This article is not about morality but about an urgently-needed change in behaviour. For real and for good. The much talked-about saga involving the theft and subsequent publication of customer data from extramarital affairs website Ashley Madison, has sparked many debates. Opinions have ranged from those who see this as a just punishment for the organised cheating industry to those who have ranked this hack as the most serious privacy violation since the invention of the Internet. The degree of sympathy for the victims has also been variable, but what appears to be a constant theme is the perception that this incident will have more dramatic consequences than any other cyber-attacks we have seen.
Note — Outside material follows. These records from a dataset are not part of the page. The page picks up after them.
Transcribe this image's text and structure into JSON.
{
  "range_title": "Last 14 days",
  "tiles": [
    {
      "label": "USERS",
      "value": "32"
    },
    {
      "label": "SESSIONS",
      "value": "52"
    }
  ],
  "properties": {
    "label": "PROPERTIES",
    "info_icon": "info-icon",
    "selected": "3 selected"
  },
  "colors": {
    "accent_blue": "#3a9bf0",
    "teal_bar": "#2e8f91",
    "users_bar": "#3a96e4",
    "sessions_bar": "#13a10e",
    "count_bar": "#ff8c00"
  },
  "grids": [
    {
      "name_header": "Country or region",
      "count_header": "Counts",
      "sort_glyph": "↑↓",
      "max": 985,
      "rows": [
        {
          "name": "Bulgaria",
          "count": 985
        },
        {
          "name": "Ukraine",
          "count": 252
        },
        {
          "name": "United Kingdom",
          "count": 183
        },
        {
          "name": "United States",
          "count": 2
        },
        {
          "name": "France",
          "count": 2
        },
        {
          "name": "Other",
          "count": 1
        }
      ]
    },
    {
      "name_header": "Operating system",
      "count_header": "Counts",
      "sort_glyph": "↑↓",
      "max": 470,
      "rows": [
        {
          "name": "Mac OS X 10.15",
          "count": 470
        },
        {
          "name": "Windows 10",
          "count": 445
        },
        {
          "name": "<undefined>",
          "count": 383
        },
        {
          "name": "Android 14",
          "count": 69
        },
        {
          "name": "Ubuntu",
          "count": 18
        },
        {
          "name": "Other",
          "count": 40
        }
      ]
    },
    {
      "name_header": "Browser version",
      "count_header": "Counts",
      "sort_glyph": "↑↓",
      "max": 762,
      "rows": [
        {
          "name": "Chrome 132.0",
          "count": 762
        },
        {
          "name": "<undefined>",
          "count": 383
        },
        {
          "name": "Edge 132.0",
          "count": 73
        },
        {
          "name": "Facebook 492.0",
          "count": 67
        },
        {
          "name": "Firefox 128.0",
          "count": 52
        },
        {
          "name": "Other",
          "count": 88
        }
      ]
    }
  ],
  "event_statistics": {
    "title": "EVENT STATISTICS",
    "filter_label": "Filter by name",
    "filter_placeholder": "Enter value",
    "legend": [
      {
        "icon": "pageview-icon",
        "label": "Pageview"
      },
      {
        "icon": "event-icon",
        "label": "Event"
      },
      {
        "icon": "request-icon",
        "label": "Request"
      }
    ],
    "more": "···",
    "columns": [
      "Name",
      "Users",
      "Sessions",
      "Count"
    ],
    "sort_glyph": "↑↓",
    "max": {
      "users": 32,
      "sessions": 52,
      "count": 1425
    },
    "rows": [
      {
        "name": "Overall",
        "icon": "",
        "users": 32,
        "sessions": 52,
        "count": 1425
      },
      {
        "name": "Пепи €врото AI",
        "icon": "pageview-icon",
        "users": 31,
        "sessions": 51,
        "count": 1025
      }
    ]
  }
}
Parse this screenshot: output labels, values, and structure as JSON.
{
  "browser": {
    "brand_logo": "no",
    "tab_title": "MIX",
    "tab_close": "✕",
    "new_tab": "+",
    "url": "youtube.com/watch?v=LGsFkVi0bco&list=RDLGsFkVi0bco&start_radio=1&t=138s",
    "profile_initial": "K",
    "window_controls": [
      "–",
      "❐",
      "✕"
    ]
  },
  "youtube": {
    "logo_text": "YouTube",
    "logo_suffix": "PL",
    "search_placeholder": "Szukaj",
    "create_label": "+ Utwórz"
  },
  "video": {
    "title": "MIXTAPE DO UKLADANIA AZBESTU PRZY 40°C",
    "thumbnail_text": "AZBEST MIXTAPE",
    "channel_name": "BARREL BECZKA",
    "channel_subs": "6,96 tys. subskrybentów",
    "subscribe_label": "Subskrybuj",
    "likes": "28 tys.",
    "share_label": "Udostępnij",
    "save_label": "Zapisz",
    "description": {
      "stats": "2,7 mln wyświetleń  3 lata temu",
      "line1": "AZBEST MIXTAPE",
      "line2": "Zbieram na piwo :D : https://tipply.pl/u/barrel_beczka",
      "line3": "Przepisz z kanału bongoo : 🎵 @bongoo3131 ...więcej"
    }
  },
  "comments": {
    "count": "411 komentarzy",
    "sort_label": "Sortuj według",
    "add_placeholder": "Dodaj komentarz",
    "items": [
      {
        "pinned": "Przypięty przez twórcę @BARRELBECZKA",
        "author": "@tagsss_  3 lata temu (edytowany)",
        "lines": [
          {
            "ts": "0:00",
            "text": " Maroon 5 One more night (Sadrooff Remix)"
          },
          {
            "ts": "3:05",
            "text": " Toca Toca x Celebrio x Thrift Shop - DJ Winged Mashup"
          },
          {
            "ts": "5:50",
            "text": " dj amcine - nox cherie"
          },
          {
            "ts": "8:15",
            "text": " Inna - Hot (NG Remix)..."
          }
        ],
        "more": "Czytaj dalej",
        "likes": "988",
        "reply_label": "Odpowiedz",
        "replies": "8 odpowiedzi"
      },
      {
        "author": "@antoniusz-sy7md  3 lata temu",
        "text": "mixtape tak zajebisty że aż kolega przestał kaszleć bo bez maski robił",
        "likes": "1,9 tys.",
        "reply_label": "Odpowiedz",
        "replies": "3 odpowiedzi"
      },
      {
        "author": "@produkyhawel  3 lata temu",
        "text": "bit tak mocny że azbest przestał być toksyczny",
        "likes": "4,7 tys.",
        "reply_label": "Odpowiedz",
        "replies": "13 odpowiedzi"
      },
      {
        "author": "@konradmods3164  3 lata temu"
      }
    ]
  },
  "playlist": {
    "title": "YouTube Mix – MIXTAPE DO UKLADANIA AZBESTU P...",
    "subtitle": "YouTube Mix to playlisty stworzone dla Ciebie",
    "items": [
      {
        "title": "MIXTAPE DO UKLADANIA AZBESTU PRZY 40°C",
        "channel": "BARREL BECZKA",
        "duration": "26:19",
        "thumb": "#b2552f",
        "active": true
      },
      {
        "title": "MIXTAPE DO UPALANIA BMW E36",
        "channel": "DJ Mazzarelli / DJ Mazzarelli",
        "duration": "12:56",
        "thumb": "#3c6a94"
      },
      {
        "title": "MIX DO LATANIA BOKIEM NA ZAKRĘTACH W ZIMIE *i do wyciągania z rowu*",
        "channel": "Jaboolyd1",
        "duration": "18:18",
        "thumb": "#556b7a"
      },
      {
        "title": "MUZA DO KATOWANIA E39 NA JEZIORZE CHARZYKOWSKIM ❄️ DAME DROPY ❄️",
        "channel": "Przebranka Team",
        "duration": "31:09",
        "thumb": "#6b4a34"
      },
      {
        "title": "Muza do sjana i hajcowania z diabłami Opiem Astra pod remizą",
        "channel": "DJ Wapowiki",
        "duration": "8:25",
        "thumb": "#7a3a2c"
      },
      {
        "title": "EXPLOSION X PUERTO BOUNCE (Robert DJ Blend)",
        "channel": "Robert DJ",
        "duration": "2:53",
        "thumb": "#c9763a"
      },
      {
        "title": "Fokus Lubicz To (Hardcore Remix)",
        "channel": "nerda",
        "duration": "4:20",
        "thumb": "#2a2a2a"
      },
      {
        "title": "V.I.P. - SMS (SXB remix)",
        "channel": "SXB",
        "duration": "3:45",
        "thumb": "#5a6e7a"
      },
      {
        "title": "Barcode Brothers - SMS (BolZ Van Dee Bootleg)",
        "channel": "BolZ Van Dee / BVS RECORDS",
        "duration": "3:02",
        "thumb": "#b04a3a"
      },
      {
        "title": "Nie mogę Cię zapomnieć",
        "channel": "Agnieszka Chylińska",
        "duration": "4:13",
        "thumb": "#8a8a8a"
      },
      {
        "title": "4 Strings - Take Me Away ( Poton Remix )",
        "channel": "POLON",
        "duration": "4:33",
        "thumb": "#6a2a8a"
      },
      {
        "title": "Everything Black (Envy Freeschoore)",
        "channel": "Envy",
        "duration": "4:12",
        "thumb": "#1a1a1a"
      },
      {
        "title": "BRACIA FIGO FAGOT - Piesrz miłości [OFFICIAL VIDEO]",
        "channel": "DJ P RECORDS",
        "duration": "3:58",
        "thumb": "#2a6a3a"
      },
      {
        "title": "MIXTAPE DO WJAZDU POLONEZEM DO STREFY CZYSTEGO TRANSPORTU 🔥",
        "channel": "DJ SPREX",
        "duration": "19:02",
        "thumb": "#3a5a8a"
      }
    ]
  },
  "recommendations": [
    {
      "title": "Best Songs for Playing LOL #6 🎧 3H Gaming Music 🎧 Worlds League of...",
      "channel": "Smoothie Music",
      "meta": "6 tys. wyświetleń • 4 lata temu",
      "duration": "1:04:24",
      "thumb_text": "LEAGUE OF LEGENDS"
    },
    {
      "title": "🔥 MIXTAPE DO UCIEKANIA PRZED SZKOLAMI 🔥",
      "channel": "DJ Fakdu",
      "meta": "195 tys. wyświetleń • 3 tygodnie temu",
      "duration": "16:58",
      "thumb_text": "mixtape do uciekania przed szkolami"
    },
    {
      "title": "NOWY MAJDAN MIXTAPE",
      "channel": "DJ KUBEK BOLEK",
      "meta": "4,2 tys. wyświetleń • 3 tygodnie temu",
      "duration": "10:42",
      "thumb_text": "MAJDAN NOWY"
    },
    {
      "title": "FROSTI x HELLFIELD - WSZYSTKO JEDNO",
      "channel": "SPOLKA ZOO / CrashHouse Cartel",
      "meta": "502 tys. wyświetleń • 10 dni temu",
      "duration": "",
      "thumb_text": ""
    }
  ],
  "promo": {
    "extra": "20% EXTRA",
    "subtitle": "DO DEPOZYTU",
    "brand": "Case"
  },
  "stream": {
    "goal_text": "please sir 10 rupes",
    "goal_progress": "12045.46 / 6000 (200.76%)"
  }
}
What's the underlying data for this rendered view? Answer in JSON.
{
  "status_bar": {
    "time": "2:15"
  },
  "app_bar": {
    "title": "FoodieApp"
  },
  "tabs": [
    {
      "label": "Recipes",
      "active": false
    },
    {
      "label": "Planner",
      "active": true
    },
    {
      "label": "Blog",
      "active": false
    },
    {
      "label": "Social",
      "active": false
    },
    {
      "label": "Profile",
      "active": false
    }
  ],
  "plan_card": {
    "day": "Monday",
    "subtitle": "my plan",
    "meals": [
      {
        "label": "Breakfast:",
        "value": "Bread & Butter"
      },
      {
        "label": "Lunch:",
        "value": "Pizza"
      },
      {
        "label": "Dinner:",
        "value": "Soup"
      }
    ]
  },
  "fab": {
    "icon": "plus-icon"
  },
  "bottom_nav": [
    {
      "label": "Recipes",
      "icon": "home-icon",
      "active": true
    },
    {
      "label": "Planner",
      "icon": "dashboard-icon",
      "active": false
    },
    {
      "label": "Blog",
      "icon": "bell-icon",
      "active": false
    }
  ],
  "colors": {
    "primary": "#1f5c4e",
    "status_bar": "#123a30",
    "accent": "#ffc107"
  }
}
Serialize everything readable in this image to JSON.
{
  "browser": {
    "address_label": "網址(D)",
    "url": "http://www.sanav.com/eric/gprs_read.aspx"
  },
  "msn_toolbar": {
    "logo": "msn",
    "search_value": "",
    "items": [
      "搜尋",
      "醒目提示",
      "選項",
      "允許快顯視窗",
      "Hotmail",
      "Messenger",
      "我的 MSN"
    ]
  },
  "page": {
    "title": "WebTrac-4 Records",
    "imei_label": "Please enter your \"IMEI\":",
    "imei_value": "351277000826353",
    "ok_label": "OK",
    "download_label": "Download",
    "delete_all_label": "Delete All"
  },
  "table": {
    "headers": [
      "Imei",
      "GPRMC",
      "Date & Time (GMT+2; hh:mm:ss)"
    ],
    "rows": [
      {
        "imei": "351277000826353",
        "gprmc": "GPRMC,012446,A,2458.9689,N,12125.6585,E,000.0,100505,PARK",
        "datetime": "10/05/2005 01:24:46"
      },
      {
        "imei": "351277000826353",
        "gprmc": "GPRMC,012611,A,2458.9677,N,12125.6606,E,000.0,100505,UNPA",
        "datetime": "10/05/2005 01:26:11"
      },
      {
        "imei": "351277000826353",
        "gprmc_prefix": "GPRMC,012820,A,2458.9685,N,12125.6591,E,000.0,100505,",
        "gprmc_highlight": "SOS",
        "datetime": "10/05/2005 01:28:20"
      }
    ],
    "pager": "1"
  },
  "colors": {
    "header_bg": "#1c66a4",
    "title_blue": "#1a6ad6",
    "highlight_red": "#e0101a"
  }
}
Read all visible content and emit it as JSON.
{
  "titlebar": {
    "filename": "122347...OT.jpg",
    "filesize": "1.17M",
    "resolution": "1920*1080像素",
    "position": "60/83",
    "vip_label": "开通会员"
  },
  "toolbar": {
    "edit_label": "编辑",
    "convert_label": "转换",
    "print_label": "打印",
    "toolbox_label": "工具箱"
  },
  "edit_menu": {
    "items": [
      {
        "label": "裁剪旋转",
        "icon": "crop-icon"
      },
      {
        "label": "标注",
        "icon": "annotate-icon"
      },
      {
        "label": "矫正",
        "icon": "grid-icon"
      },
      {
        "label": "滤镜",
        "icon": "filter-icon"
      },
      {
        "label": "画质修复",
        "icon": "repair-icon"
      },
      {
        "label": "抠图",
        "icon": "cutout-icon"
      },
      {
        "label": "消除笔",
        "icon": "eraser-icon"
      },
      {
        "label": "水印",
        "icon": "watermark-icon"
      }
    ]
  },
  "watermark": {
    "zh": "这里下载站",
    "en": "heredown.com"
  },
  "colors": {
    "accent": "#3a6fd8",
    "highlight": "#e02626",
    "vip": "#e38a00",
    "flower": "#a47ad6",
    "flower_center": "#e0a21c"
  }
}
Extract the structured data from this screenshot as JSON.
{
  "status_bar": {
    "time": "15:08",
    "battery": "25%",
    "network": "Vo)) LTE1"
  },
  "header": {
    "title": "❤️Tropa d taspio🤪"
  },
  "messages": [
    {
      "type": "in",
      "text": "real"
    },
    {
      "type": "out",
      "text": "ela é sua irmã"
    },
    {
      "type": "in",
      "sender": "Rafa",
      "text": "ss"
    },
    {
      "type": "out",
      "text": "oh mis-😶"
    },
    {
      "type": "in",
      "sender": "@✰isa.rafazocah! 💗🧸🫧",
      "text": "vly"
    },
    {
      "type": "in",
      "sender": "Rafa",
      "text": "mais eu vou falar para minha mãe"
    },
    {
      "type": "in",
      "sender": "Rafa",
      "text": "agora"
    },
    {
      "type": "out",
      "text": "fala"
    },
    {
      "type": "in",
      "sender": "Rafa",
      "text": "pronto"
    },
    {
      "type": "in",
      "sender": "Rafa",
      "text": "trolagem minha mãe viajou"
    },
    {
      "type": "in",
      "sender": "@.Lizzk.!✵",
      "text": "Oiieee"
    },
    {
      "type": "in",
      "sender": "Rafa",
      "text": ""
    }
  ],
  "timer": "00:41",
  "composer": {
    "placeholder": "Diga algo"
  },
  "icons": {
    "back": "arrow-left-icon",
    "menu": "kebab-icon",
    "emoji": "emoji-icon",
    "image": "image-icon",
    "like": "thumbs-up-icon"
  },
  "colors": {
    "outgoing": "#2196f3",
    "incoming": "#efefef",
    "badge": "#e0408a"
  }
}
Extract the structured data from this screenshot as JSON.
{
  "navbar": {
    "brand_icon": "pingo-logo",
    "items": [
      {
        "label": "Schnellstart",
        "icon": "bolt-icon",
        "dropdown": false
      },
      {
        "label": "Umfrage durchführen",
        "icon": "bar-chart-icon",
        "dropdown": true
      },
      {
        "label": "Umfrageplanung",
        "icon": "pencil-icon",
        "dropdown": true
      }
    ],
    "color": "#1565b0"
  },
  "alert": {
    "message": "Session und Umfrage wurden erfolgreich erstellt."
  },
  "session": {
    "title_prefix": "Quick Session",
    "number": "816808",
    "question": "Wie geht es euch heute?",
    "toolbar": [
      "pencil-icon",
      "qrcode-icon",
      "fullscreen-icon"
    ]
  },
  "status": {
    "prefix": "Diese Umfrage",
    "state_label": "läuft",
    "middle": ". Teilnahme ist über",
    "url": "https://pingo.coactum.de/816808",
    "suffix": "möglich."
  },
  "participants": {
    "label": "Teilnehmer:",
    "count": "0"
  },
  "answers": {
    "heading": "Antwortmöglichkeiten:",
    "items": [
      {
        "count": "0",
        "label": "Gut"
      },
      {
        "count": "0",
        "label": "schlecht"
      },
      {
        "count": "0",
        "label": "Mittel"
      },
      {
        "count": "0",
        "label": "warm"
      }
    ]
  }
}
A recent survey from the UK Government’s Department for Business, Innovation and Skills has highlighted that the majority of FTSE 350 firms are not regularly taking cyber risks into account in their decision making. Despite a growing international trend in cyber crime targeted at businesses, the survey showed that only 14 percent of FTSE 350 companies regularly consider cyber threats, and nearly half of those surveyed do not even include cyber risks on their company’s strategic risk register.
On 20 November 2013, Hogan Lovells hosted a cybersecurity seminar at its London offices, gathering a panel of experts in the field to discuss a subject that has become a growing concern for businesses worldwide. The seminar sought to address the cyber risks currently facing businesses, what businesses should do if a cyber attack occurs, the legal issues a business should consider when responding to a cyber attack, and the options for protecting your business with cyber risk and data protection insurance.
France’s data protection authority, the Commission Nationale de l’Informatique et des Libertés (CNIL), released on November 14, 2012 English-language versions of its compliance guides for businesses. The first guide, “Methodology for Privacy Risk Management”, provides a step-by-step guide for identifying risks and prioritising remedial actions. The second guide, “Measures for the Privacy Risk Treatment“, provides practical guidance on […]